TRAVERSE CITY — Traverse City Light & Power and Cherry Capital Airport officials want to fast-track a potential 10-megawatt solar array before tax credits shrink.

Both boards will pursue two tasks at once — seeking proposals to build the array while studying how to build it. Utility board members on Tuesday agreed to the first task, and airport commissioners previously approved the second.

But TCL&P board members held off on applying for a $15 million loan from the U.S. Department of Agriculture to finance the project in light of questions over whether Traverse City would back the loan. Utility Executive Director Tim Arends said he'll meet with a USDA representative this week to get more information.

City manager Marty Colburn, a utility board nonvoting member, said he had no chance to discuss the loan with city commissioners prior to Tuesday.

"Candidly, that had not been part of the discussion with the part of the $15 million loan with backing from the city, so it really caught me off guard when I read this packet," he said.

Utility Controller Karla Myers-Beman said applying for the loan wouldn't commit the utility to taking the money — a potential interest-free source of funds, with 20-year payback terms, according to the USDA.

Arends added it would take "yes" votes from both the utility board and city commission to accept it. He defended the pace, noting project partners agreed to expedite the process so developers can use a federal tax credit before year's end.

Solar investment tax credits — currently at 30 percent — will fall by 20 percentage points in the next four years, the Solar Energies Industry Association reports. It allows businesses to recoup solar project materials and installation costs off of their income tax bill.

The utility can't take advantage of the tax credit, so partnering with a developer makes more sense than a TCL&P-owned array, Arends said.

Patrick McGuire, another board member, said he opposed seeking proposals for the array because economics for solar power in the region aren't good — his was the lone "no" in the 5-1 vote, which board member Amy Shamroe missed.

Federal requirements that the airport get a fair-market value for the land could make the financials even worse, and whichever third party agrees to develop the array will seek a profit, McGuire said.

"I see Traverse City Light & Power drawing the short straw so I don't think, therefore, that it's worth going through the exercise," he said.

Tim Werner, another board member, said he thought the responses to the request could provide crucial information for how much a project of this scale would cost.

The project's future hinges on the cost of its power output, Arends said — the lease cost, tax credits and the potential USDA loan all factor into the price of the array's output.

"Being larger, I would expect more favorable pricing than some of the smaller ones that you've been asked to approve in the past," Arends said to the board.

The array's output could help the utility meet a clean energy goal, and lease income from the array could boost airport finances. A smaller array— a six-megawatt — would cost an estimated $8.7 million, but the airport study didn't have 10-megawatt figures.
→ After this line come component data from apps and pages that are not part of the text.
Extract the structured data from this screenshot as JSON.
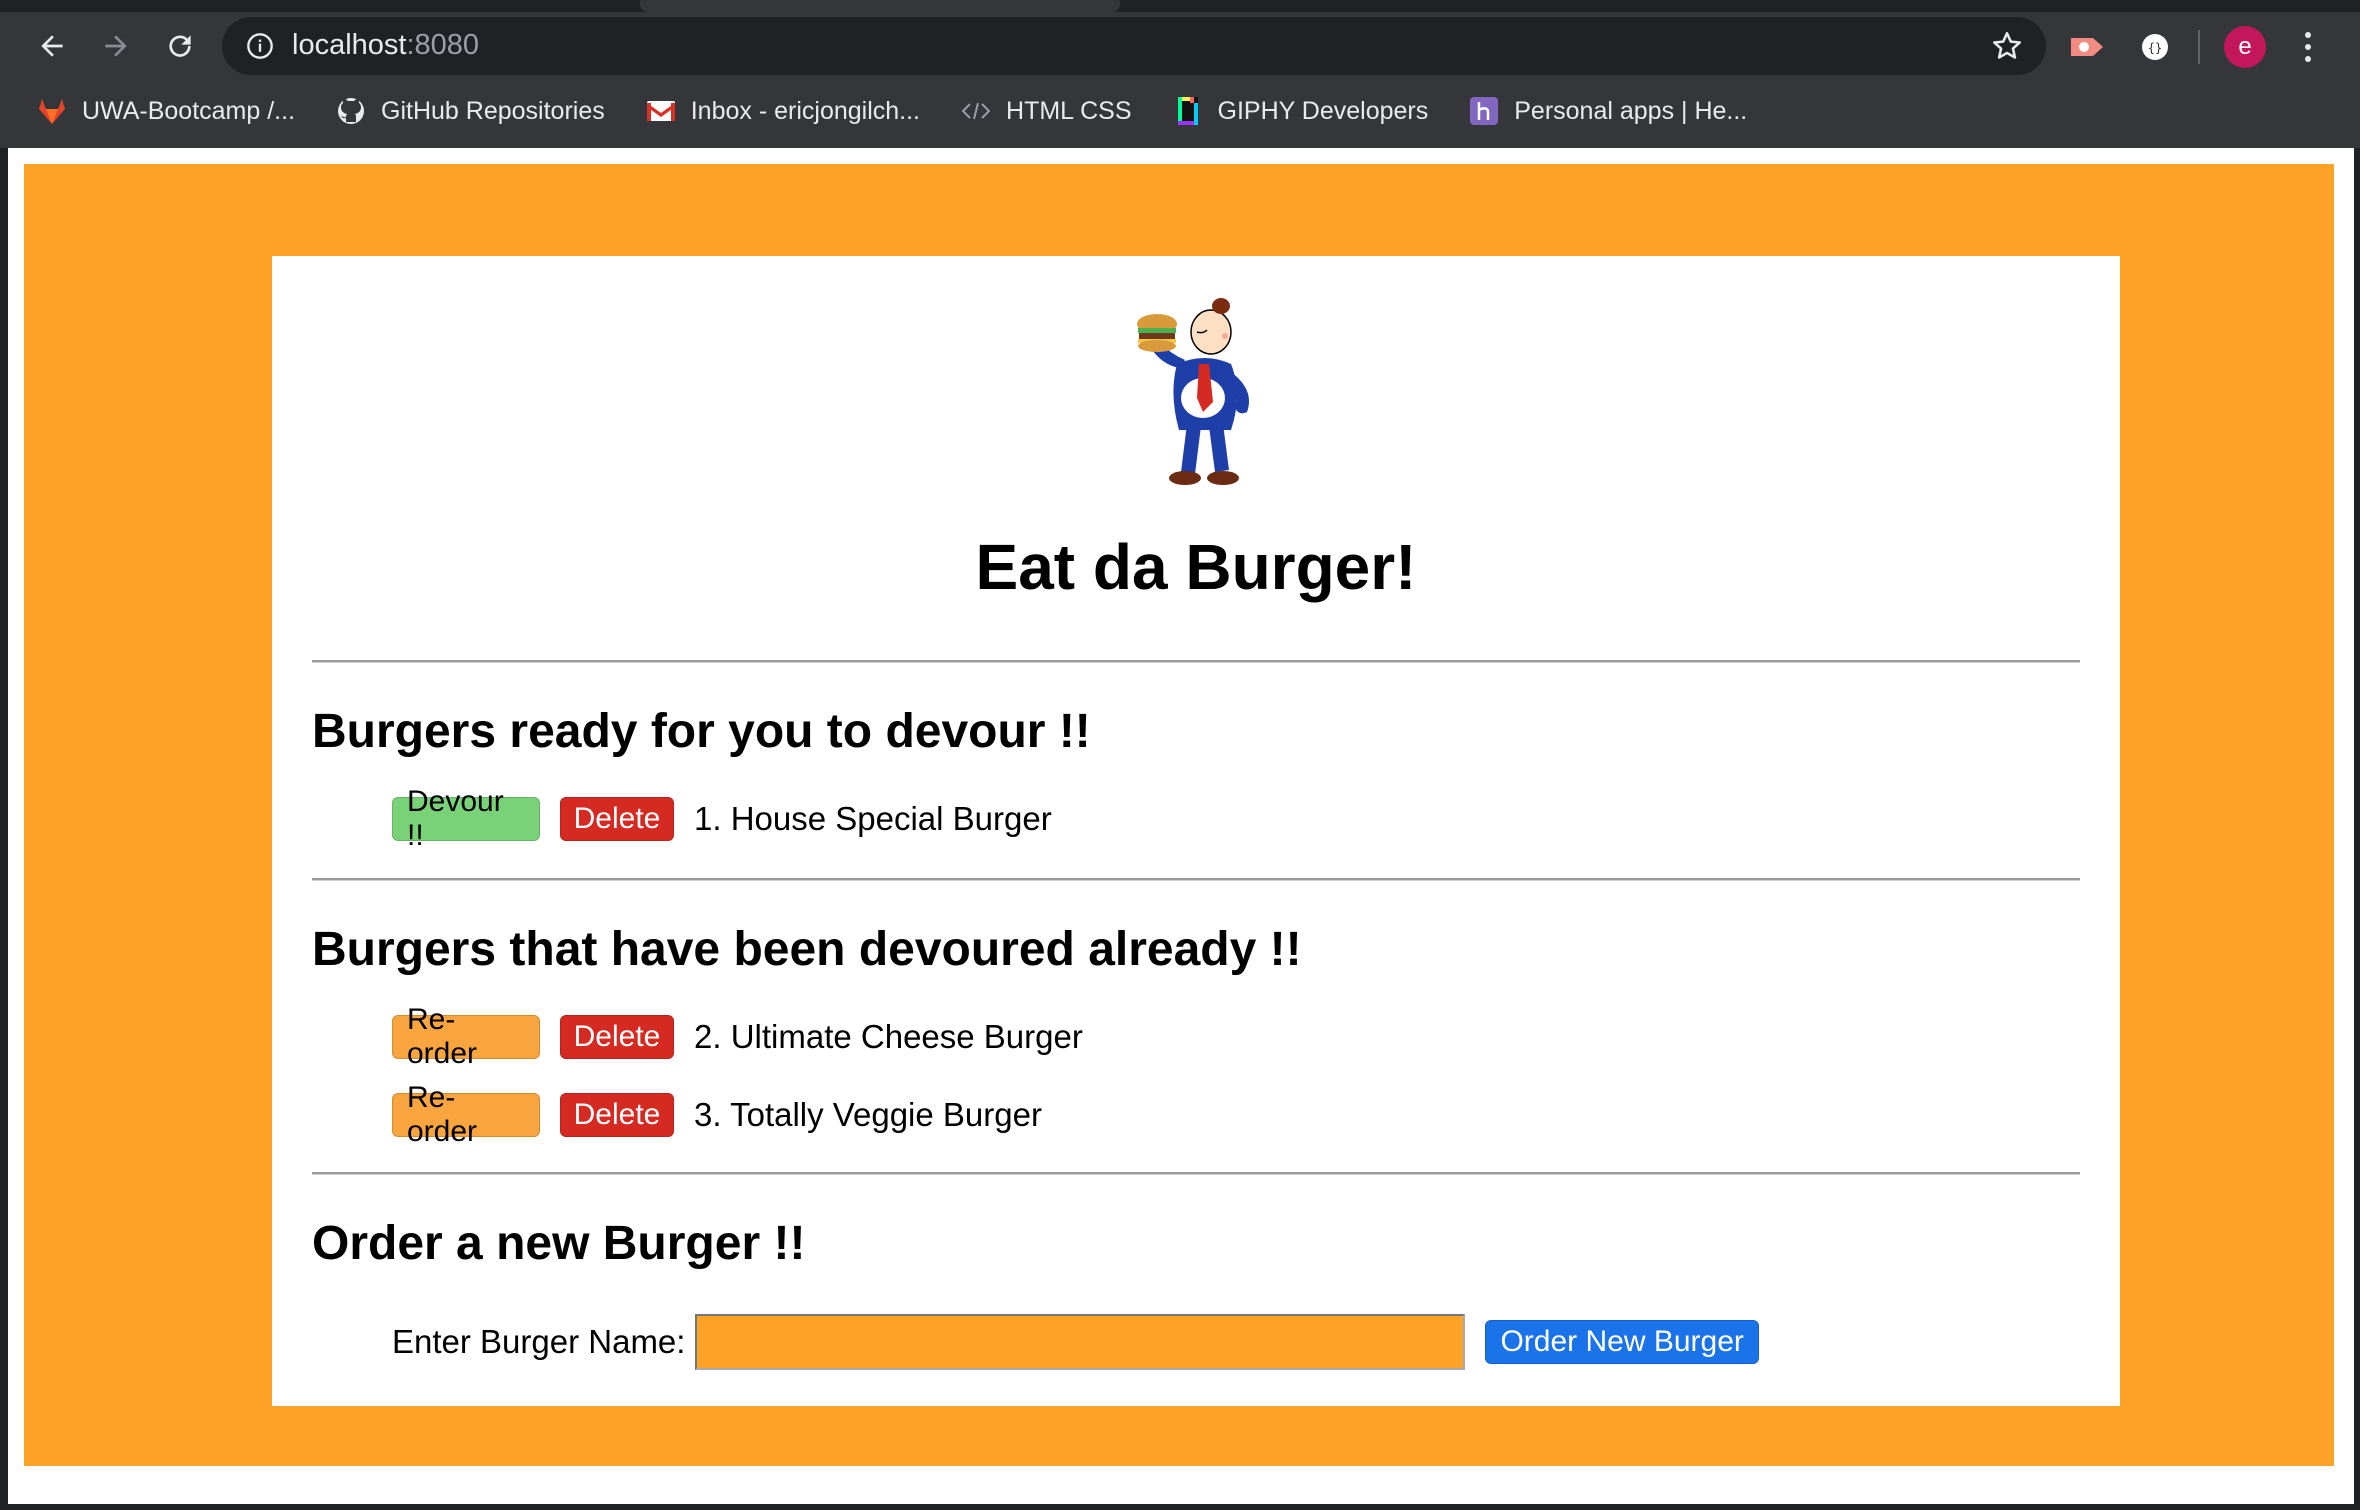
{
  "browser": {
    "url_host": "localhost",
    "url_port": ":8080",
    "profile_initial": "e",
    "bookmarks": [
      {
        "label": "UWA-Bootcamp /...",
        "icon": "gitlab-icon"
      },
      {
        "label": "GitHub Repositories",
        "icon": "github-icon"
      },
      {
        "label": "Inbox - ericjongilch...",
        "icon": "gmail-icon"
      },
      {
        "label": "HTML CSS",
        "icon": "code-icon"
      },
      {
        "label": "GIPHY Developers",
        "icon": "giphy-icon"
      },
      {
        "label": "Personal apps | He...",
        "icon": "heroku-icon"
      }
    ]
  },
  "page": {
    "title": "Eat da Burger!",
    "logo": "wimpy-burger-logo",
    "ready_section": {
      "title": "Burgers ready for you to devour !!",
      "items": [
        {
          "devour_label": "Devour !!",
          "delete_label": "Delete",
          "text": "1. House Special Burger"
        }
      ]
    },
    "devoured_section": {
      "title": "Burgers that have been devoured already !!",
      "items": [
        {
          "reorder_label": "Re-order",
          "delete_label": "Delete",
          "text": "2. Ultimate Cheese Burger"
        },
        {
          "reorder_label": "Re-order",
          "delete_label": "Delete",
          "text": "3. Totally Veggie Burger"
        }
      ]
    },
    "order_section": {
      "title": "Order a new Burger !!",
      "input_label": "Enter Burger Name:",
      "input_value": "",
      "submit_label": "Order New Burger"
    }
  },
  "colors": {
    "page_background": "#fea328",
    "devour_button": "#79d277",
    "reorder_button": "#f8a540",
    "delete_button": "#d42a22",
    "order_button": "#1a73e8"
  }
}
On the airport side, officials need to determine the land's fair-market value to set a lease price. Airport contractor C&S Engineers continues to study the potential installation further, including how to meet various Federal Aviation Administration rules, airport Director Kevin Klein said.

The land in question is the site of controversial tree cuttings. The airport commission approved them in light of a 2014 wildlife hazard assessment that recommended cutting or thinning the woodlot to head off aircraft-bird strikes and other animal conflicts.

Contractors cut the trees in early 2019 as city leaders mulled tighter rules for tree clearings, rules both airport and city commission attorneys contend wouldn't have stopped the cuttings anyway.

Airport Director Kevin Klein previously said a solar array or other development would put that land to good use while also heading off future wildlife conflict issues.

He said Wednesday the airport commission and some in the public are excited by the possibility.

"We think this is a great opportunity on doing solar energy ... for the community," he said.